> [What needs to be done]
All entries need to be written out verbatim, with pictures omitted.

##########

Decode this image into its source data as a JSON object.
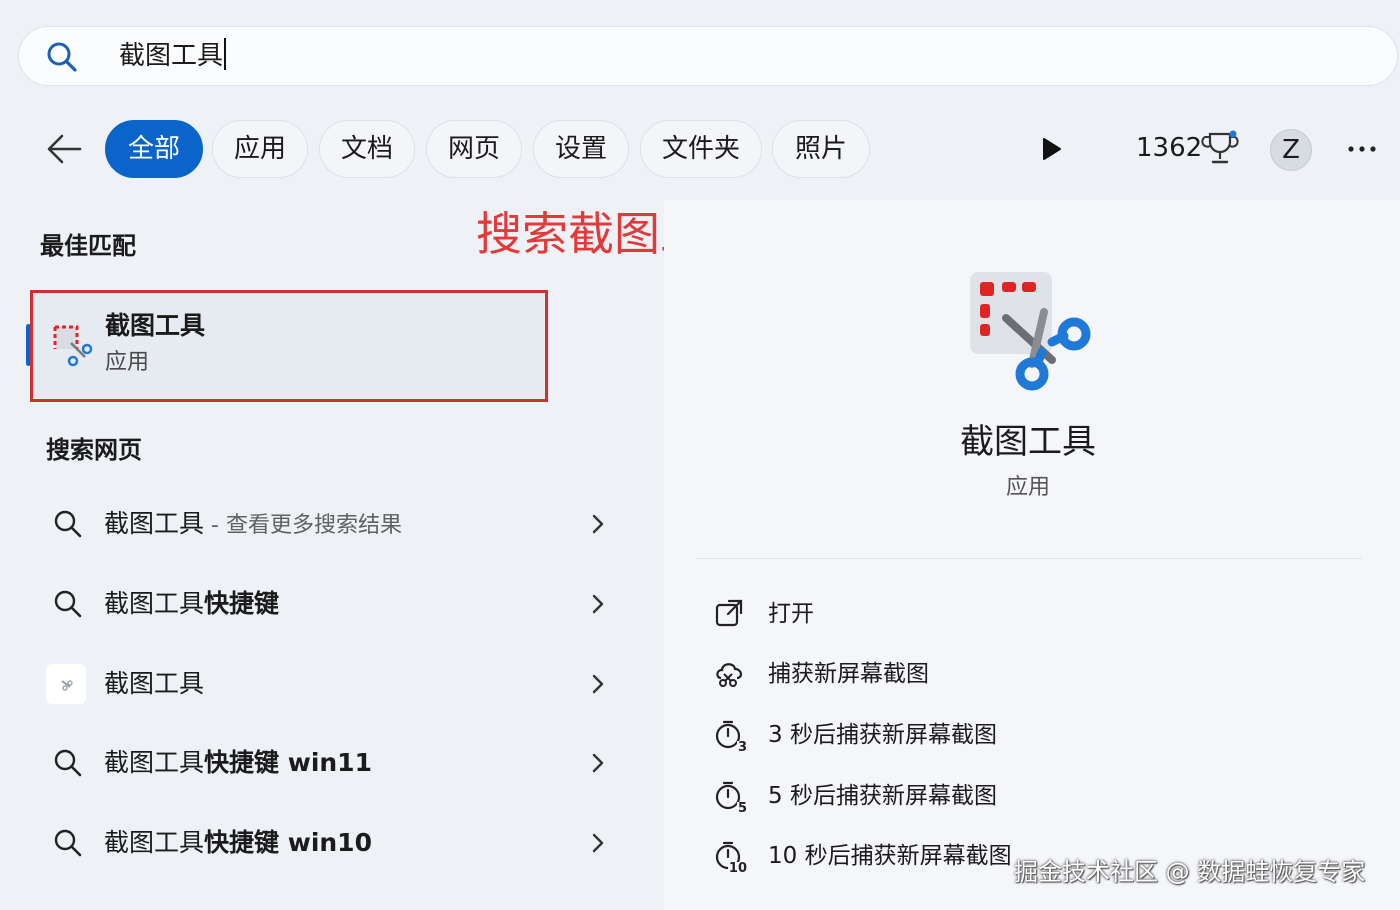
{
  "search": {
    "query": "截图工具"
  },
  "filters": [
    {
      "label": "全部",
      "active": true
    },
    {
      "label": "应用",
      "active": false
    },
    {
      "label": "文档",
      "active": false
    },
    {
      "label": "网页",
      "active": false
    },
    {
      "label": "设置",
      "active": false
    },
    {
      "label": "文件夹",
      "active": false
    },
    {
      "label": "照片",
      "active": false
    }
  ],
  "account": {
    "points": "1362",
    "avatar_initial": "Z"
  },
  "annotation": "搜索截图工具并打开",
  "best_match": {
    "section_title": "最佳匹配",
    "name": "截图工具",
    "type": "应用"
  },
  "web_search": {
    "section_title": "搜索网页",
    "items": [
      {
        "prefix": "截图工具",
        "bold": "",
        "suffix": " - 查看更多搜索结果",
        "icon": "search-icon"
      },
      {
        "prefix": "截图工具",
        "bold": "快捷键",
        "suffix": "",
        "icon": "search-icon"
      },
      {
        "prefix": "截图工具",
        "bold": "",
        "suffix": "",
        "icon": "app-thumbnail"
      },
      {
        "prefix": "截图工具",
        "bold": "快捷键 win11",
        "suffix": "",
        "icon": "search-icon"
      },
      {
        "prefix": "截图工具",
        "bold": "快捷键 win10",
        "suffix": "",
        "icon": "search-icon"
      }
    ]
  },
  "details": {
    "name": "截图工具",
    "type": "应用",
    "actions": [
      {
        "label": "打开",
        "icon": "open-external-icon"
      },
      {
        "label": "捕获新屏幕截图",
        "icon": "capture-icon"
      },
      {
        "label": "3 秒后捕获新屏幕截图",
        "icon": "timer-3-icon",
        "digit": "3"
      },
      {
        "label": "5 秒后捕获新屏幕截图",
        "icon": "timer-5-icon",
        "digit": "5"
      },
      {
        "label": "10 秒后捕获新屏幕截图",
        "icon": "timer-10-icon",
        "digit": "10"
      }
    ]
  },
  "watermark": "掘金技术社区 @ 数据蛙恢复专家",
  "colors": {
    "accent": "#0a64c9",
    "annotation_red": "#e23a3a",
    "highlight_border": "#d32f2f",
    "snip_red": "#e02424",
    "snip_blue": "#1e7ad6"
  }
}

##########

> [Exercise solution]
Decode this image into its source data as a JSON object.
{
  "search": {
    "query": "截图工具"
  },
  "filters": [
    {
      "label": "全部",
      "active": true
    },
    {
      "label": "应用",
      "active": false
    },
    {
      "label": "文档",
      "active": false
    },
    {
      "label": "网页",
      "active": false
    },
    {
      "label": "设置",
      "active": false
    },
    {
      "label": "文件夹",
      "active": false
    },
    {
      "label": "照片",
      "active": false
    }
  ],
  "account": {
    "points": "1362",
    "avatar_initial": "Z"
  },
  "annotation": "搜索截图工具并打开",
  "best_match": {
    "section_title": "最佳匹配",
    "name": "截图工具",
    "type": "应用"
  },
  "web_search": {
    "section_title": "搜索网页",
    "items": [
      {
        "prefix": "截图工具",
        "bold": "",
        "suffix": " - 查看更多搜索结果",
        "icon": "search-icon"
      },
      {
        "prefix": "截图工具",
        "bold": "快捷键",
        "suffix": "",
        "icon": "search-icon"
      },
      {
        "prefix": "截图工具",
        "bold": "",
        "suffix": "",
        "icon": "app-thumbnail"
      },
      {
        "prefix": "截图工具",
        "bold": "快捷键 win11",
        "suffix": "",
        "icon": "search-icon"
      },
      {
        "prefix": "截图工具",
        "bold": "快捷键 win10",
        "suffix": "",
        "icon": "search-icon"
      }
    ]
  },
  "details": {
    "name": "截图工具",
    "type": "应用",
    "actions": [
      {
        "label": "打开",
        "icon": "open-external-icon"
      },
      {
        "label": "捕获新屏幕截图",
        "icon": "capture-icon"
      },
      {
        "label": "3 秒后捕获新屏幕截图",
        "icon": "timer-3-icon",
        "digit": "3"
      },
      {
        "label": "5 秒后捕获新屏幕截图",
        "icon": "timer-5-icon",
        "digit": "5"
      },
      {
        "label": "10 秒后捕获新屏幕截图",
        "icon": "timer-10-icon",
        "digit": "10"
      }
    ]
  },
  "watermark": "掘金技术社区 @ 数据蛙恢复专家",
  "colors": {
    "accent": "#0a64c9",
    "annotation_red": "#e23a3a",
    "highlight_border": "#d32f2f",
    "snip_red": "#e02424",
    "snip_blue": "#1e7ad6"
  }
}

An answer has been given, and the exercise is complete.